Hi Danny, and welcome.
It’s not so much that you are in the wrong tavern, perhaps more that you have walked up to the bar and asked the bartender along the lines of... ‘I have some cheap LIDL gin,and a soda stream, some Ikea glasses, I can bash a tune out on a piano, and I cook a mean cheese toastie. What should I do in order to get your job 😉
I understand that you are young, keen, and doing stuff with your (equally young and keen??) pals. I get it that you are ‘the sound department’. I also understand that in these modern times, with modern kit and software, it might seem/look like it is possible to do many or all of the jobs in the sound department, to do them well, and to do an amazing job of all of them. It might seem that way, but it is unlikely to work out like that.
Many of the people here have specialised not only in a particular field (ie location recording), but also a specific genre (ie commercials, TV drama, feature films). They have, literally, honed their skills in their chosen field for many, many, years. They are at the top of their game, like the very best of the F1 drivers, or similar. Most often they have done that because they have found that the practicalities of multi skilling, of fitting in the ‘shooting’ schedule of the next job, with the post production schedule of the previous job, with the delivery schedule of the job before that, simply do not work out in their favour. It just doesn’t work in a diary.
I realise that you (by your own admission) are at the start of your journey, so it may be that you and your mates are doing one job at a time, and for now you can see one job through before starting to shoot the next. Long may that continue, but believe me if you get popular, or you get booked on a long shoot (many, many, weeks on a series or similar) and the post needs to be started before you have finished the shoot, it all goes to pot and you’ll end up needing to choose your specialism. I really hope that one day you are busy enough to have to make that decision.
In the mean time......
May I first of all suggest that you have some humility? If you are going to come on here and ask a bunch of pretty much top professionals how they do what they do, then please be prepared to humour us if some of us fail to give you the answers you asked for. I would advise against pissing off or answering back any of the responses you were given above.
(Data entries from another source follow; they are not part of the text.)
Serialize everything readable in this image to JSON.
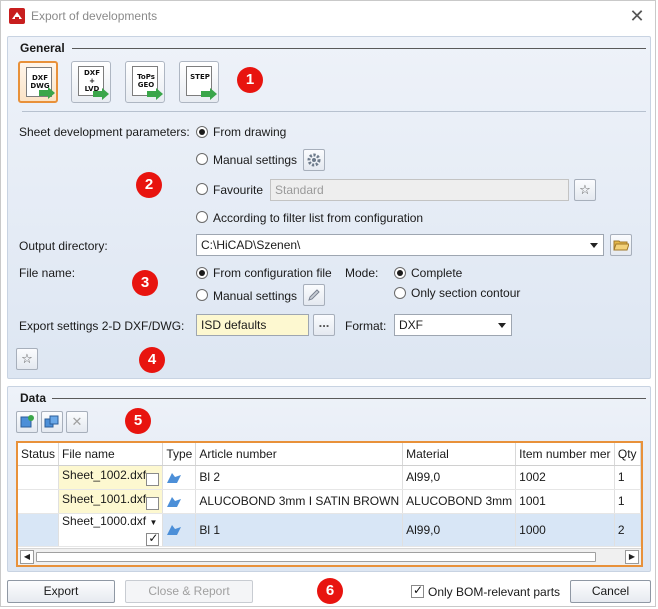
{
  "window": {
    "title": "Export of developments",
    "close_icon": "close-icon"
  },
  "general": {
    "group_title": "General",
    "formats": [
      {
        "label_line1": "DXF",
        "label_line2": "DWG",
        "label_line3": "",
        "active": true
      },
      {
        "label_line1": "DXF",
        "label_line2": "+",
        "label_line3": "LVD",
        "active": false
      },
      {
        "label_line1": "ToPs",
        "label_line2": "GEO",
        "label_line3": "",
        "active": false
      },
      {
        "label_line1": "STEP",
        "label_line2": "",
        "label_line3": "",
        "active": false
      }
    ],
    "sheet_params_label": "Sheet development parameters:",
    "opt_from_drawing": "From drawing",
    "opt_manual_settings": "Manual settings",
    "opt_favourite": "Favourite",
    "favourite_value": "Standard",
    "opt_filter_list": "According to filter list from configuration",
    "output_dir_label": "Output directory:",
    "output_dir_value": "C:\\HiCAD\\Szenen\\",
    "file_name_label": "File name:",
    "opt_from_config_file": "From configuration file",
    "opt_manual_settings_2": "Manual settings",
    "mode_label": "Mode:",
    "opt_complete": "Complete",
    "opt_only_section": "Only section contour",
    "export_settings_label": "Export settings 2-D DXF/DWG:",
    "export_settings_value": "ISD defaults",
    "browse_label": "...",
    "format_label": "Format:",
    "format_value": "DXF"
  },
  "data": {
    "group_title": "Data",
    "columns": [
      "Status",
      "File name",
      "Type",
      "Article number",
      "Material",
      "Item number mer",
      "Qty"
    ],
    "rows": [
      {
        "status": "",
        "file_name": "Sheet_1002.dxf",
        "checked": false,
        "article": "Bl 2",
        "material": "Al99,0",
        "item": "1002",
        "qty": "1",
        "selected": false
      },
      {
        "status": "",
        "file_name": "Sheet_1001.dxf",
        "checked": false,
        "article": "ALUCOBOND 3mm I SATIN BROWN",
        "material": "ALUCOBOND 3mm",
        "item": "1001",
        "qty": "1",
        "selected": false
      },
      {
        "status": "",
        "file_name": "Sheet_1000.dxf",
        "checked": true,
        "article": "Bl 1",
        "material": "Al99,0",
        "item": "1000",
        "qty": "2",
        "selected": true
      }
    ]
  },
  "badges": [
    "1",
    "2",
    "3",
    "4",
    "5",
    "6"
  ],
  "footer": {
    "export_label": "Export",
    "close_report_label": "Close & Report",
    "bom_label": "Only BOM-relevant parts",
    "bom_checked": true,
    "cancel_label": "Cancel"
  },
  "colors": {
    "accent_orange": "#e8913a",
    "badge_red": "#e8140f",
    "panel_blue": "#dde6f2"
  }
}
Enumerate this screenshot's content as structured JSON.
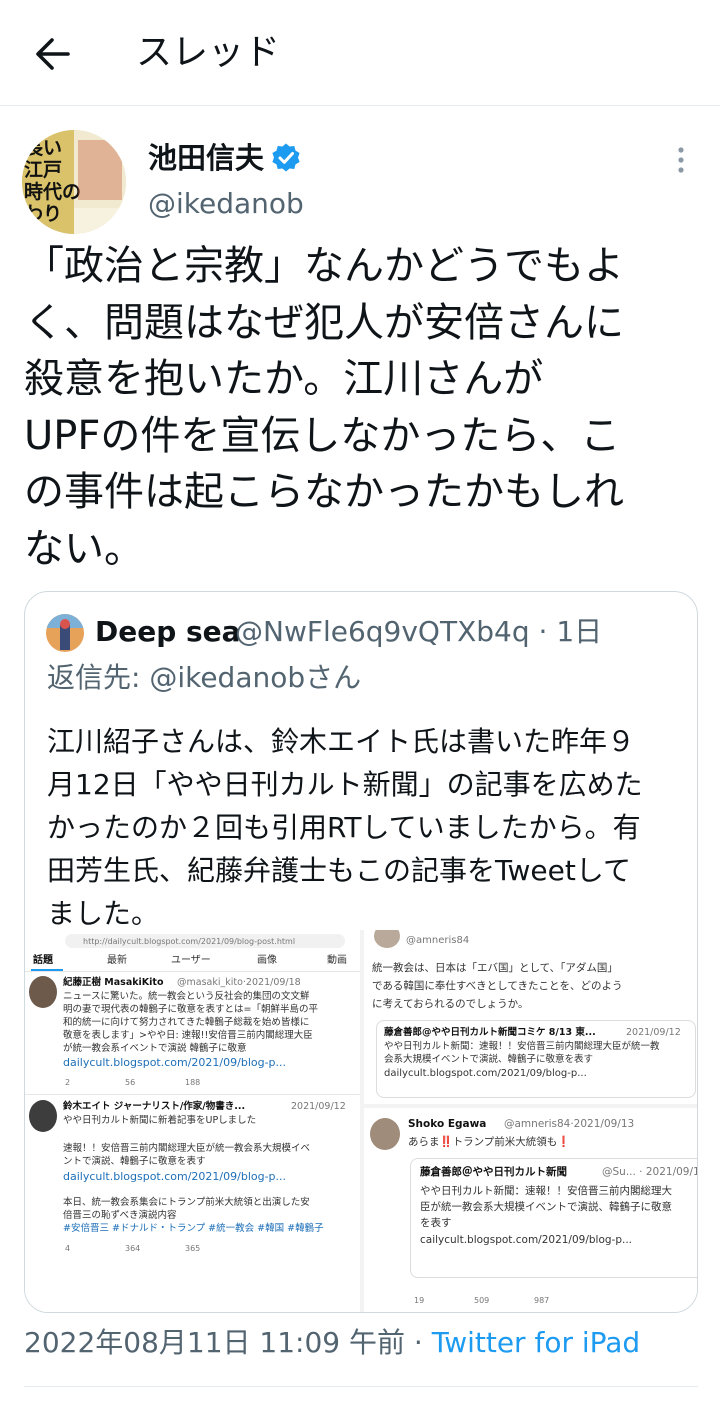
{
  "header": {
    "title": "スレッド"
  },
  "tweet": {
    "author_name": "池田信夫",
    "handle": "@ikedanob",
    "text": "「政治と宗教」なんかどうでもよ\nく、問題はなぜ犯人が安倍さんに\n殺意を抱いたか。江川さんが\nUPFの件を宣伝しなかったら、こ\nの事件は起こらなかったかもしれ\nない。",
    "timestamp": "2022年08月11日 11:09 午前",
    "separator": " · ",
    "source_app": "Twitter for iPad"
  },
  "avatar_text": [
    "長い",
    "江戸",
    "時代の",
    "わり"
  ],
  "quote": {
    "name": "Deep sea",
    "meta": "@NwFle6q9vQTXb4q · 1日",
    "reply_to": "返信先: @ikedanobさん",
    "text": "江川紹子さんは、鈴木エイト氏は書いた昨年９\n月12日「やや日刊カルト新聞」の記事を広めた\nかったのか２回も引用RTしていましたから。有\n田芳生氏、紀藤弁護士もこの記事をTweetして\nました。"
  },
  "shot_left": {
    "url": "http://dailycult.blogspot.com/2021/09/blog-post.html",
    "tabs": [
      "話題",
      "最新",
      "ユーザー",
      "画像",
      "動画"
    ],
    "t1_name": "紀藤正樹 MasakiKito",
    "t1_meta": "@masaki_kito·2021/09/18",
    "t1_lines": [
      "ニュースに驚いた。統一教会という反社会的集団の文文鮮",
      "明の妻で現代表の韓鶴子に敬意を表すとは=「朝鮮半島の平",
      "和的統一に向けて努力されてきた韓鶴子総裁を始め皆様に",
      "敬意を表します」>やや日: 速報!!安倍晋三前内閣総理大臣",
      "が統一教会系イベントで演説 韓鶴子に敬意"
    ],
    "t1_link": "dailycult.blogspot.com/2021/09/blog-p...",
    "t1_stats": [
      "2",
      "56",
      "188"
    ],
    "t2_name": "鈴木エイト ジャーナリスト/作家/物書き...",
    "t2_meta": "2021/09/12",
    "t2_line": "やや日刊カルト新聞に新着記事をUPしました",
    "t2_body": [
      "速報！！安倍晋三前内閣総理大臣が統一教会系大規模イベ",
      "ントで演説、韓鶴子に敬意を表す"
    ],
    "t2_link": "dailycult.blogspot.com/2021/09/blog-p...",
    "t2_body2": [
      "本日、統一教会系集会にトランプ前米大統領と出演した安",
      "倍晋三の恥ずべき演説内容"
    ],
    "t2_tags": "#安倍晋三 #ドナルド・トランプ #統一教会 #韓国 #韓鶴子",
    "t2_stats": [
      "4",
      "364",
      "365"
    ]
  },
  "shot_right_top": {
    "handle": "@amneris84",
    "lines": [
      "統一教会は、日本は「エバ国」として、「アダム国」",
      "である韓国に奉仕すべきとしてきたことを、どのよう",
      "に考えておられるのでしょうか。"
    ],
    "card_name": "藤倉善郎@やや日刊カルト新聞コミケ 8/13 東...",
    "card_meta": "2021/09/12",
    "card_lines": [
      "やや日刊カルト新聞：速報！！安倍晋三前内閣総理大臣が統一教",
      "会系大規模イベントで演説、韓鶴子に敬意を表す"
    ],
    "card_link": "dailycult.blogspot.com/2021/09/blog-p..."
  },
  "shot_right_bottom": {
    "name": "Shoko Egawa",
    "meta": "@amneris84·2021/09/13",
    "text": "あらま‼️トランプ前米大統領も❗️",
    "card_name": "藤倉善郎＠やや日刊カルト新聞",
    "card_meta": "@Su... · 2021/09/1",
    "card_lines": [
      "やや日刊カルト新聞：速報！！安倍晋三前内閣総理大",
      "臣が統一教会系大規模イベントで演説、韓鶴子に敬意",
      "を表す"
    ],
    "card_link": "cailycult.blogspot.com/2021/09/blog-p...",
    "stats": [
      "19",
      "509",
      "987"
    ]
  },
  "colors": {
    "accent": "#1d9bf0",
    "secondary": "#536471",
    "text": "#0f1419",
    "border": "#cfd9de"
  },
  "icons": [
    "back-arrow-icon",
    "verified-badge-icon",
    "more-vertical-icon"
  ]
}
If you don’t like the answer, then shut up and suck it up, or say thanks and move on. People have long memories. We remember the modest folks, who asked nicely, and thanked us for sharing our wisdom. Not only do we remember those folks - we have helped and nurtured and encouraged them along the way. We have accepted them as the new blood, as the padwan in our craft. I hate to judge, but you have only made two posts in this thread, and I think you made two people pissed off already. That’s not a good start 😞
So now some advice....
Find one or some mentors, there are good people near you in Bristol - do some homework and see if you can find out who they are. Go to social and industry events in and around your area (see if you can find out about the sound department drinks in Bristol each month). See who you can get on with at these events, and nurture those relationships. See if there are mixers based locally (there are a few) who might take you out on shoots and show you how it works. Talk to people who work in post in Bristol, Cardiff, or Birmingham, and see if they might have you in to see how their sessions work.
Join an industry group/guild/body. The Institute of Professional Sound is a good one, based in the UK, see www.ips.org.uk. I used to be the Chairman so I am biased. Other industry groups are available. DO NOT assume that a free group will cut it. The IPS is a non profit organisation, we charge fees to be a member, and we plough as much of the fee income back into training events as we possibly can (the IPS is run almost entirely by volunteer labour). Our next training event is a weekend of presentations on Audio over IP, (DANTE, AES67, AVB, etc... to you and I). It is open to members and non members (they pay more) and it will, I know, be brilliant. It is in a couple of weeks time - you should be there..... you will learn stuff and meet people.
I wonder if your original question is just too broad.... ‘I have a Bosch drill and a really good set of very sharp knives. What do I need to know to be a brain surgeon’. Why not start with just a few specific questions, possibly as different threads, that are not quite so far reaching..... ‘Do any of you compress your mix track on your location recordings? What are your favourite settings?’, ‘What do you do to stop the music fighting the dialogue in the final mix?’ - even these questions may have huge and many and far reaching answers.
Remember the 10,000 hour rule - you wil never be an expert at it until you have done it for 10,000 hours. It hurts, but generally, in almost every field, it is true. If you want to be an expert in location, post, and music, then that’ll be 30,000 hours please.... See you on the other side.
One last thing.... if ou’re going to be writing the music, then FFS refer to yourself as a composer. - it is not just ‘doing the music’ for the shoot. My mother is a composer, she has made her living at it for something over 65 years. She will be 89 this year. She practices the piano every day, to this day, for 90 or more minutes, and she tells me regularly that she learns something every time she plays and or puts pen to paper.
Good luck Danny O’Caster - I’ll be watching out for you at an industry doo soon. Come find me... I’ll buy you a pint.
Oh... and remember the words to the crew, by the (very foreign, big accent) director on a BBC drama shoot some years ago..... ‘You lot all think I know fuck nothing..... but you are wrong... I know fuck all’ 😉
Good luck with the attitude, boy 😉